SOURCE MATERIAL -

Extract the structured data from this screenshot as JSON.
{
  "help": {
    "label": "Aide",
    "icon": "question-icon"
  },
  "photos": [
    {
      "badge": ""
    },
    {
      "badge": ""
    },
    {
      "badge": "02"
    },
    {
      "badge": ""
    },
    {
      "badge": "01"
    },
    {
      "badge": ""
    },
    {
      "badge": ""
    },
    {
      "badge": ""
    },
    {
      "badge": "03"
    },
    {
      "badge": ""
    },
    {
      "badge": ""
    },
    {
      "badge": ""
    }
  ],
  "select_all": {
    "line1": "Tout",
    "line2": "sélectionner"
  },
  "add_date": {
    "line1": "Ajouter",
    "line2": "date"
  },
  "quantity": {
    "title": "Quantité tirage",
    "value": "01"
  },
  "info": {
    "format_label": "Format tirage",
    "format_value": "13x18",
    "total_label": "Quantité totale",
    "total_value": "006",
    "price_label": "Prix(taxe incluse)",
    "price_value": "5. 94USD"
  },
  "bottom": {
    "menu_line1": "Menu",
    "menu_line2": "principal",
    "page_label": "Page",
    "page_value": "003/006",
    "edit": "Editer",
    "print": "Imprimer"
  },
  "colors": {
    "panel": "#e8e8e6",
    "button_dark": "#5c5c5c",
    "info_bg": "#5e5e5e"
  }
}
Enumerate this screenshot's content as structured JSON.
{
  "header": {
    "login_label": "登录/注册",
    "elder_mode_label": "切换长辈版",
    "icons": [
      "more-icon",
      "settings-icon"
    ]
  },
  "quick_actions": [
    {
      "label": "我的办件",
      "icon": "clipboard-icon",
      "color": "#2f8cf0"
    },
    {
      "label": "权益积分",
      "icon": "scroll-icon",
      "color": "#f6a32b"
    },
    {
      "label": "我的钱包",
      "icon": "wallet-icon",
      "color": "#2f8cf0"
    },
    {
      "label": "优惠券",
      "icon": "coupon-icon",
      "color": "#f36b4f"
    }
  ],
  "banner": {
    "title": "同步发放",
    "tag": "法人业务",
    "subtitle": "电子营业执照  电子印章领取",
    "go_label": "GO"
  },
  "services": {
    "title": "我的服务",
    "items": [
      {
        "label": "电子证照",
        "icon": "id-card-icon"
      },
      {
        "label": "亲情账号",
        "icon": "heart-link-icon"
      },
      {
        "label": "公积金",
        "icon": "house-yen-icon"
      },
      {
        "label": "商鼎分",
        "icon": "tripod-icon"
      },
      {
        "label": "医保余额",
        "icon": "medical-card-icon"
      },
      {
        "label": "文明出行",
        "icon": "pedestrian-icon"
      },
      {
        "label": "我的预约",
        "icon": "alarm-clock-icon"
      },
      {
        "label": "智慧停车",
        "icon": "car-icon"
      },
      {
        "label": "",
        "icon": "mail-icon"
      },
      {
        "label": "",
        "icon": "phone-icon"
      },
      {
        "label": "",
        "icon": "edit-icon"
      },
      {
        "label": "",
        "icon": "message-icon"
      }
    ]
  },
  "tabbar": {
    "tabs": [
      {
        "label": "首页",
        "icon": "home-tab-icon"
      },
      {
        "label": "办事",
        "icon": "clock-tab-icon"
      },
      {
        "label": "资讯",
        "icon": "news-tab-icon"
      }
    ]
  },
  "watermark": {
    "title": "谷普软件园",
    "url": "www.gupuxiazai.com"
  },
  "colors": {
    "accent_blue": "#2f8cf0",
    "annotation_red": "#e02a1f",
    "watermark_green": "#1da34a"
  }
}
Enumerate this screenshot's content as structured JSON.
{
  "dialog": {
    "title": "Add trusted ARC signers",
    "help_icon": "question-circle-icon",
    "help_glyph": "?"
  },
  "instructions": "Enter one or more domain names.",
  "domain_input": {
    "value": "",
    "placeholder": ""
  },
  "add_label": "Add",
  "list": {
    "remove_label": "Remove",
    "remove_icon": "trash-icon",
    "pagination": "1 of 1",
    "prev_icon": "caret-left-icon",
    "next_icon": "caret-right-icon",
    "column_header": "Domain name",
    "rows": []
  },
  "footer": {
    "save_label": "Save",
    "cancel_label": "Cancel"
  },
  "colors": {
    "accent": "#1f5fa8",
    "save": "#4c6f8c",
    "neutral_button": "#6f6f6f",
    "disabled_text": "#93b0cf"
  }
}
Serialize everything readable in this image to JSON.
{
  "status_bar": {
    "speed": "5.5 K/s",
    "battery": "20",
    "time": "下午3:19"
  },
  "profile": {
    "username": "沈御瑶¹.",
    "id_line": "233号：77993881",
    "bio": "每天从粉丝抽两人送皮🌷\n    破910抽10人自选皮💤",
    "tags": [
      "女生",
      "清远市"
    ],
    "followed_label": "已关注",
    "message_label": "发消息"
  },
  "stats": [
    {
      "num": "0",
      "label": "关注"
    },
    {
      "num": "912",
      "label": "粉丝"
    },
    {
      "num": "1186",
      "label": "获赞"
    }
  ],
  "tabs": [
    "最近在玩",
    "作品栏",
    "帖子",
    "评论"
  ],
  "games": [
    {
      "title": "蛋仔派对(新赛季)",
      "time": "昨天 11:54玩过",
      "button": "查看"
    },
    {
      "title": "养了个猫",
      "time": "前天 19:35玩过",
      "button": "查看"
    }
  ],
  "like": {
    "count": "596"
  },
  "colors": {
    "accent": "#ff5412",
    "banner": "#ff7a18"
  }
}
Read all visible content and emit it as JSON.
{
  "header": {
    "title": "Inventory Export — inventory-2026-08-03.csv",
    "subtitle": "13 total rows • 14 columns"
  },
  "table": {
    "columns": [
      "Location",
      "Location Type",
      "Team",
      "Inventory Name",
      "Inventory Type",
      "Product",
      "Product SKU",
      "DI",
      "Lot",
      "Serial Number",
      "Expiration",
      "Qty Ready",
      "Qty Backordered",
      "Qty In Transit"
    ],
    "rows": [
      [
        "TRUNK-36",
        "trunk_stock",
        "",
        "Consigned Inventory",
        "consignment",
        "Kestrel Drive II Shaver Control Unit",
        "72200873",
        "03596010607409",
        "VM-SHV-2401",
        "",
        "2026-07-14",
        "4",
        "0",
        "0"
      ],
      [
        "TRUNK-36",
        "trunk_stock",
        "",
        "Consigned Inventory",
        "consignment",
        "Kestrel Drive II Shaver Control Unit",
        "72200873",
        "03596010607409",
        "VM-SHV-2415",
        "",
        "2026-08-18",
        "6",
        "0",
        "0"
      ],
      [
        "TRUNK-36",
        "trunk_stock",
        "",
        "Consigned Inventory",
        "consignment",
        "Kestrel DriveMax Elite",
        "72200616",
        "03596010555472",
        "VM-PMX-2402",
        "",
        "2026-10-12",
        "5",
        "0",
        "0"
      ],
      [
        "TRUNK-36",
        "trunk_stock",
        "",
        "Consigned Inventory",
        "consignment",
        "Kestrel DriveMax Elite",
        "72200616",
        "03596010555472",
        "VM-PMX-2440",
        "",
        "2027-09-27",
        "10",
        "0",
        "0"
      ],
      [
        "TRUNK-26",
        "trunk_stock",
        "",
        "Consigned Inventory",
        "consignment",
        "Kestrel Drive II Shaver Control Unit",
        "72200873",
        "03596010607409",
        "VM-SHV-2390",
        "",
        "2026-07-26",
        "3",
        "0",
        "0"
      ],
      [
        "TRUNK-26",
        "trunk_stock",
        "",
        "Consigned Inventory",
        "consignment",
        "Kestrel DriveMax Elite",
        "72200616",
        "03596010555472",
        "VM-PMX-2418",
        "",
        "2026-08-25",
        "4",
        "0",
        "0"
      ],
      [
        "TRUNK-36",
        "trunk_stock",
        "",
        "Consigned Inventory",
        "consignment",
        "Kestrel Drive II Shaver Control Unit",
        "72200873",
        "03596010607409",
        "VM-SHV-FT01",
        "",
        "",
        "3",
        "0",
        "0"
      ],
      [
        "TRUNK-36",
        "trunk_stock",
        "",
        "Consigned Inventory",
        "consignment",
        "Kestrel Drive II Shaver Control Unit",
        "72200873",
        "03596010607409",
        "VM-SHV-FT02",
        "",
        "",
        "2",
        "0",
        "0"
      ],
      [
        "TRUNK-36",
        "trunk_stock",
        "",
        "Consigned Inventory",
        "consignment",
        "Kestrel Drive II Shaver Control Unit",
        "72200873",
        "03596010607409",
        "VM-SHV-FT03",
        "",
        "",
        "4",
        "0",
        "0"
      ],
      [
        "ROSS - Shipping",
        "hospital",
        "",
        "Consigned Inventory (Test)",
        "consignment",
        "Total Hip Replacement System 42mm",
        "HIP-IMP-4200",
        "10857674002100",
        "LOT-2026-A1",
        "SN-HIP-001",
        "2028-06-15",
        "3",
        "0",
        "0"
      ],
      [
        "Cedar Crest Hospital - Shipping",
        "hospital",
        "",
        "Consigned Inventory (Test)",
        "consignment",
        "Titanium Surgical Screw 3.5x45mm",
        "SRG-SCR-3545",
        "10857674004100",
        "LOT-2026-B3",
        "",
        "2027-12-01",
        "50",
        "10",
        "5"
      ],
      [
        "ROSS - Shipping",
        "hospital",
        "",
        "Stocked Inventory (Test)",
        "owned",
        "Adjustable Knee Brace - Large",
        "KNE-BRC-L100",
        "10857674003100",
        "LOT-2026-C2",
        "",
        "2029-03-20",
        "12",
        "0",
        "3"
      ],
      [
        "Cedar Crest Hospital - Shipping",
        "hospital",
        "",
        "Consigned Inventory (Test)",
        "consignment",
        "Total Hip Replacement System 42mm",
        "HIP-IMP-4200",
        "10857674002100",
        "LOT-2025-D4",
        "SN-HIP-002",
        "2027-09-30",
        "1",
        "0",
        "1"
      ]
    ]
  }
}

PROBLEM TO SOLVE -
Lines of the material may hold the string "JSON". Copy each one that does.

REPLY -
Extract the structured data from this screenshot as JSON.
Enumerate this screenshot's content as structured JSON.
Enumerate this screenshot's content as structured JSON.
Serialize everything readable in this image to JSON.
Read all visible content and emit it as JSON.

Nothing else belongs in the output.